DATASET ENTRIES:
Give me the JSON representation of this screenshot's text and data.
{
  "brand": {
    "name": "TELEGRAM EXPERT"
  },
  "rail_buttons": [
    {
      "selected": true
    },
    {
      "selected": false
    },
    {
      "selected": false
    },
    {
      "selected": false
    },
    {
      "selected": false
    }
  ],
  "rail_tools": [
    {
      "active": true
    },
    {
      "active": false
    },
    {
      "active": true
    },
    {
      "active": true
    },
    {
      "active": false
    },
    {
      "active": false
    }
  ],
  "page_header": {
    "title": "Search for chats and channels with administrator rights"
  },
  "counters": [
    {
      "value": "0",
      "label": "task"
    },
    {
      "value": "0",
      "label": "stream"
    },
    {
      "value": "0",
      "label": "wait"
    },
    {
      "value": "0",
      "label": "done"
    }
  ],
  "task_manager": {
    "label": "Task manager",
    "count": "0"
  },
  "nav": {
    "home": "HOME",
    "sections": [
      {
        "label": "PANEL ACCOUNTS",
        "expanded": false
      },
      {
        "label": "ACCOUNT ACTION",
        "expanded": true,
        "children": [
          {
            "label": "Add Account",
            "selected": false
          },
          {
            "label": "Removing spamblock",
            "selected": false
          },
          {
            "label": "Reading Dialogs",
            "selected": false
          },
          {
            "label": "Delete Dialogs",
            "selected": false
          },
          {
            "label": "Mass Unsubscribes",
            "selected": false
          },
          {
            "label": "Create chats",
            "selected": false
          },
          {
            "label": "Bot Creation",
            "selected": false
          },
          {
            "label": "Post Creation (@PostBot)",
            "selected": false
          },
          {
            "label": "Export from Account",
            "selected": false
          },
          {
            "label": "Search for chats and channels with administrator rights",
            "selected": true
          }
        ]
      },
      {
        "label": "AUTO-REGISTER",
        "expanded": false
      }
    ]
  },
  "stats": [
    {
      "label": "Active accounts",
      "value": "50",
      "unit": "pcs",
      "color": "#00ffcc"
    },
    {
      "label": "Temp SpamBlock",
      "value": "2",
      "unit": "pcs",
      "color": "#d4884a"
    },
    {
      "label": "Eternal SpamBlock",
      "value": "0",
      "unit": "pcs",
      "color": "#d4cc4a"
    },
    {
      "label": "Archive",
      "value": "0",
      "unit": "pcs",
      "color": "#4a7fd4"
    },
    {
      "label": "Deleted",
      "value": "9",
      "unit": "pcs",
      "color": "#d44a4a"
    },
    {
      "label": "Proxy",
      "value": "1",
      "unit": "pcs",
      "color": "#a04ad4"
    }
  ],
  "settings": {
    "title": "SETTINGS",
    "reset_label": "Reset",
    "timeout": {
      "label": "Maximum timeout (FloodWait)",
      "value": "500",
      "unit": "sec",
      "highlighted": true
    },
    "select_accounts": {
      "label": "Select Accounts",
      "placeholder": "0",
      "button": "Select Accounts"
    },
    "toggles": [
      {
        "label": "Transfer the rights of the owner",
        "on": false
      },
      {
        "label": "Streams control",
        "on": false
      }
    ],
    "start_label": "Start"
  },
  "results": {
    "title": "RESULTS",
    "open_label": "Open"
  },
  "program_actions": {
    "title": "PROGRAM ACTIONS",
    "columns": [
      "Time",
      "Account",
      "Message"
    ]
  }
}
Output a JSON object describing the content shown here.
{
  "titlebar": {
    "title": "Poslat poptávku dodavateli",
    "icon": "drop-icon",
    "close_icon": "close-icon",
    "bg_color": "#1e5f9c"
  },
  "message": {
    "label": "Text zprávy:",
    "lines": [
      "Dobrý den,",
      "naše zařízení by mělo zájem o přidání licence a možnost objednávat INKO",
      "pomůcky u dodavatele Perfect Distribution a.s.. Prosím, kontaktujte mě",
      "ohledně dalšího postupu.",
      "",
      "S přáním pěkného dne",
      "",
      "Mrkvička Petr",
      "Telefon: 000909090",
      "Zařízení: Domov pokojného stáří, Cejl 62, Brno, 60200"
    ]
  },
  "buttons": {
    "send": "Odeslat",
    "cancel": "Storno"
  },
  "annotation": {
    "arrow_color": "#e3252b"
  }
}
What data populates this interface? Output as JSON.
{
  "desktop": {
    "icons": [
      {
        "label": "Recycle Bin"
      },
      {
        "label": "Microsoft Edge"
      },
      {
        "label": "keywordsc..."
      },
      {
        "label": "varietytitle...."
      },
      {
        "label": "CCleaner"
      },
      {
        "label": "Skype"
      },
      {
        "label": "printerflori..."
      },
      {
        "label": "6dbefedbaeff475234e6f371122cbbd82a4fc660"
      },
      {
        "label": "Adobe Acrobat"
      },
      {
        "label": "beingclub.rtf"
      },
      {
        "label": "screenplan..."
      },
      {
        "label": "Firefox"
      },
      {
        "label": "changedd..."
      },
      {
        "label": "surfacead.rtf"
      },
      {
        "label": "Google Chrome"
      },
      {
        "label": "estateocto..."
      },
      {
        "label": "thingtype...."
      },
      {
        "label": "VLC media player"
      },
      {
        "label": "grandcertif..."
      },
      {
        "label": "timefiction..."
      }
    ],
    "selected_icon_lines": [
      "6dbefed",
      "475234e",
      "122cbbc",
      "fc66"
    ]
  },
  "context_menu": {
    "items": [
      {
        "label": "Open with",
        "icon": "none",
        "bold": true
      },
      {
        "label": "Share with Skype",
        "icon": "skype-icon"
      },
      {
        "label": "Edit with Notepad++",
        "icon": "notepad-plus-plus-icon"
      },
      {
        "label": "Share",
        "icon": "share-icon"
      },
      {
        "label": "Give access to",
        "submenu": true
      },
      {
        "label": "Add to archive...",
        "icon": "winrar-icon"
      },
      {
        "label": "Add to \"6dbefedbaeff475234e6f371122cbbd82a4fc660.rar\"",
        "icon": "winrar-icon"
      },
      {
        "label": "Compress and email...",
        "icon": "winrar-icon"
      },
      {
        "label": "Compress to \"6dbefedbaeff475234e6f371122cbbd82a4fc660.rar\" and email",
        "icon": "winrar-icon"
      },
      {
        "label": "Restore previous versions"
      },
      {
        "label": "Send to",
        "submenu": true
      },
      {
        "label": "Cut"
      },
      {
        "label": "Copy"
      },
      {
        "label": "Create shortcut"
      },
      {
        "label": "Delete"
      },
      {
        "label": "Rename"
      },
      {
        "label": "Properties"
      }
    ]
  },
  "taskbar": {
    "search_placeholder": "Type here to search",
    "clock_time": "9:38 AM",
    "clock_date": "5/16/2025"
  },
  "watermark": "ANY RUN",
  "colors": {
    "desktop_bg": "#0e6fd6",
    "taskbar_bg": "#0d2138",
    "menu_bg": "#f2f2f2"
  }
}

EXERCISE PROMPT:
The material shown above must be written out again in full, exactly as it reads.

WRITTEN SOLUTION:
Give me the JSON representation of this screenshot's text and data.
{
  "brand": {
    "name": "TELEGRAM EXPERT"
  },
  "rail_buttons": [
    {
      "selected": true
    },
    {
      "selected": false
    },
    {
      "selected": false
    },
    {
      "selected": false
    },
    {
      "selected": false
    }
  ],
  "rail_tools": [
    {
      "active": true
    },
    {
      "active": false
    },
    {
      "active": true
    },
    {
      "active": true
    },
    {
      "active": false
    },
    {
      "active": false
    }
  ],
  "page_header": {
    "title": "Search for chats and channels with administrator rights"
  },
  "counters": [
    {
      "value": "0",
      "label": "task"
    },
    {
      "value": "0",
      "label": "stream"
    },
    {
      "value": "0",
      "label": "wait"
    },
    {
      "value": "0",
      "label": "done"
    }
  ],
  "task_manager": {
    "label": "Task manager",
    "count": "0"
  },
  "nav": {
    "home": "HOME",
    "sections": [
      {
        "label": "PANEL ACCOUNTS",
        "expanded": false
      },
      {
        "label": "ACCOUNT ACTION",
        "expanded": true,
        "children": [
          {
            "label": "Add Account",
            "selected": false
          },
          {
            "label": "Removing spamblock",
            "selected": false
          },
          {
            "label": "Reading Dialogs",
            "selected": false
          },
          {
            "label": "Delete Dialogs",
            "selected": false
          },
          {
            "label": "Mass Unsubscribes",
            "selected": false
          },
          {
            "label": "Create chats",
            "selected": false
          },
          {
            "label": "Bot Creation",
            "selected": false
          },
          {
            "label": "Post Creation (@PostBot)",
            "selected": false
          },
          {
            "label": "Export from Account",
            "selected": false
          },
          {
            "label": "Search for chats and channels with administrator rights",
            "selected": true
          }
        ]
      },
      {
        "label": "AUTO-REGISTER",
        "expanded": false
      }
    ]
  },
  "stats": [
    {
      "label": "Active accounts",
      "value": "50",
      "unit": "pcs",
      "color": "#00ffcc"
    },
    {
      "label": "Temp SpamBlock",
      "value": "2",
      "unit": "pcs",
      "color": "#d4884a"
    },
    {
      "label": "Eternal SpamBlock",
      "value": "0",
      "unit": "pcs",
      "color": "#d4cc4a"
    },
    {
      "label": "Archive",
      "value": "0",
      "unit": "pcs",
      "color": "#4a7fd4"
    },
    {
      "label": "Deleted",
      "value": "9",
      "unit": "pcs",
      "color": "#d44a4a"
    },
    {
      "label": "Proxy",
      "value": "1",
      "unit": "pcs",
      "color": "#a04ad4"
    }
  ],
  "settings": {
    "title": "SETTINGS",
    "reset_label": "Reset",
    "timeout": {
      "label": "Maximum timeout (FloodWait)",
      "value": "500",
      "unit": "sec",
      "highlighted": true
    },
    "select_accounts": {
      "label": "Select Accounts",
      "placeholder": "0",
      "button": "Select Accounts"
    },
    "toggles": [
      {
        "label": "Transfer the rights of the owner",
        "on": false
      },
      {
        "label": "Streams control",
        "on": false
      }
    ],
    "start_label": "Start"
  },
  "results": {
    "title": "RESULTS",
    "open_label": "Open"
  },
  "program_actions": {
    "title": "PROGRAM ACTIONS",
    "columns": [
      "Time",
      "Account",
      "Message"
    ]
  }
}
Output a JSON object describing the content shown here.
{
  "titlebar": {
    "title": "Poslat poptávku dodavateli",
    "icon": "drop-icon",
    "close_icon": "close-icon",
    "bg_color": "#1e5f9c"
  },
  "message": {
    "label": "Text zprávy:",
    "lines": [
      "Dobrý den,",
      "naše zařízení by mělo zájem o přidání licence a možnost objednávat INKO",
      "pomůcky u dodavatele Perfect Distribution a.s.. Prosím, kontaktujte mě",
      "ohledně dalšího postupu.",
      "",
      "S přáním pěkného dne",
      "",
      "Mrkvička Petr",
      "Telefon: 000909090",
      "Zařízení: Domov pokojného stáří, Cejl 62, Brno, 60200"
    ]
  },
  "buttons": {
    "send": "Odeslat",
    "cancel": "Storno"
  },
  "annotation": {
    "arrow_color": "#e3252b"
  }
}
What data populates this interface? Output as JSON.
{
  "desktop": {
    "icons": [
      {
        "label": "Recycle Bin"
      },
      {
        "label": "Microsoft Edge"
      },
      {
        "label": "keywordsc..."
      },
      {
        "label": "varietytitle...."
      },
      {
        "label": "CCleaner"
      },
      {
        "label": "Skype"
      },
      {
        "label": "printerflori..."
      },
      {
        "label": "6dbefedbaeff475234e6f371122cbbd82a4fc660"
      },
      {
        "label": "Adobe Acrobat"
      },
      {
        "label": "beingclub.rtf"
      },
      {
        "label": "screenplan..."
      },
      {
        "label": "Firefox"
      },
      {
        "label": "changedd..."
      },
      {
        "label": "surfacead.rtf"
      },
      {
        "label": "Google Chrome"
      },
      {
        "label": "estateocto..."
      },
      {
        "label": "thingtype...."
      },
      {
        "label": "VLC media player"
      },
      {
        "label": "grandcertif..."
      },
      {
        "label": "timefiction..."
      }
    ],
    "selected_icon_lines": [
      "6dbefed",
      "475234e",
      "122cbbc",
      "fc66"
    ]
  },
  "context_menu": {
    "items": [
      {
        "label": "Open with",
        "icon": "none",
        "bold": true
      },
      {
        "label": "Share with Skype",
        "icon": "skype-icon"
      },
      {
        "label": "Edit with Notepad++",
        "icon": "notepad-plus-plus-icon"
      },
      {
        "label": "Share",
        "icon": "share-icon"
      },
      {
        "label": "Give access to",
        "submenu": true
      },
      {
        "label": "Add to archive...",
        "icon": "winrar-icon"
      },
      {
        "label": "Add to \"6dbefedbaeff475234e6f371122cbbd82a4fc660.rar\"",
        "icon": "winrar-icon"
      },
      {
        "label": "Compress and email...",
        "icon": "winrar-icon"
      },
      {
        "label": "Compress to \"6dbefedbaeff475234e6f371122cbbd82a4fc660.rar\" and email",
        "icon": "winrar-icon"
      },
      {
        "label": "Restore previous versions"
      },
      {
        "label": "Send to",
        "submenu": true
      },
      {
        "label": "Cut"
      },
      {
        "label": "Copy"
      },
      {
        "label": "Create shortcut"
      },
      {
        "label": "Delete"
      },
      {
        "label": "Rename"
      },
      {
        "label": "Properties"
      }
    ]
  },
  "taskbar": {
    "search_placeholder": "Type here to search",
    "clock_time": "9:38 AM",
    "clock_date": "5/16/2025"
  },
  "watermark": "ANY RUN",
  "colors": {
    "desktop_bg": "#0e6fd6",
    "taskbar_bg": "#0d2138",
    "menu_bg": "#f2f2f2"
  }
}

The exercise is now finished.